Directions →
Below are the records; locate each line with the word "Primary" and copy it.

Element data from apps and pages
^^^^^^^^^^^^^^^^

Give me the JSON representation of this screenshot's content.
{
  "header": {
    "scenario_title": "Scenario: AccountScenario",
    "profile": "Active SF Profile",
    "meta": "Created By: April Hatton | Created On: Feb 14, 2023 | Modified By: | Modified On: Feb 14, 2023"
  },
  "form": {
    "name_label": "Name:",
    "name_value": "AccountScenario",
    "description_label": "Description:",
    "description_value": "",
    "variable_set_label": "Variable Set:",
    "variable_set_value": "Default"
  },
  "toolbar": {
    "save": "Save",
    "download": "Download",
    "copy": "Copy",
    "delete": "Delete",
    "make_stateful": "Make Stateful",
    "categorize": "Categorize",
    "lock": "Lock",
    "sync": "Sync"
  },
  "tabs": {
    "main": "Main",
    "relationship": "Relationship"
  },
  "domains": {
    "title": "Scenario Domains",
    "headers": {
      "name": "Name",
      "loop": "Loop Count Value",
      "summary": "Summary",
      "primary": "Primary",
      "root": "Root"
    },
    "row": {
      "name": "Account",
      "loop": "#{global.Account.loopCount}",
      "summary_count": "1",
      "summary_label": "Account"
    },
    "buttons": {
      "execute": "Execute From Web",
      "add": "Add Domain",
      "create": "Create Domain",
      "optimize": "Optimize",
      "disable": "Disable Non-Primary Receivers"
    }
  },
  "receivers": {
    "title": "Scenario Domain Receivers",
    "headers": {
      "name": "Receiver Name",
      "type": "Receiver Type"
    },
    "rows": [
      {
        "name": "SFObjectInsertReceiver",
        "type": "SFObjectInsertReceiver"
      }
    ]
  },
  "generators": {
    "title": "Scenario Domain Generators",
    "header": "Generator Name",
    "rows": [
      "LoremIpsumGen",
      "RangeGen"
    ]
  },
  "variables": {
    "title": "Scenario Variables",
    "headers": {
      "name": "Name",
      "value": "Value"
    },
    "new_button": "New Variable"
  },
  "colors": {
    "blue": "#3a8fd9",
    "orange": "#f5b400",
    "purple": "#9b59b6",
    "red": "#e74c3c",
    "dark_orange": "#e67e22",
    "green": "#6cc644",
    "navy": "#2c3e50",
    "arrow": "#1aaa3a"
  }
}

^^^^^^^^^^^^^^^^

Result for this exercise →
      "primary": "Primary",
      "disable": "Disable Non-Primary Receivers"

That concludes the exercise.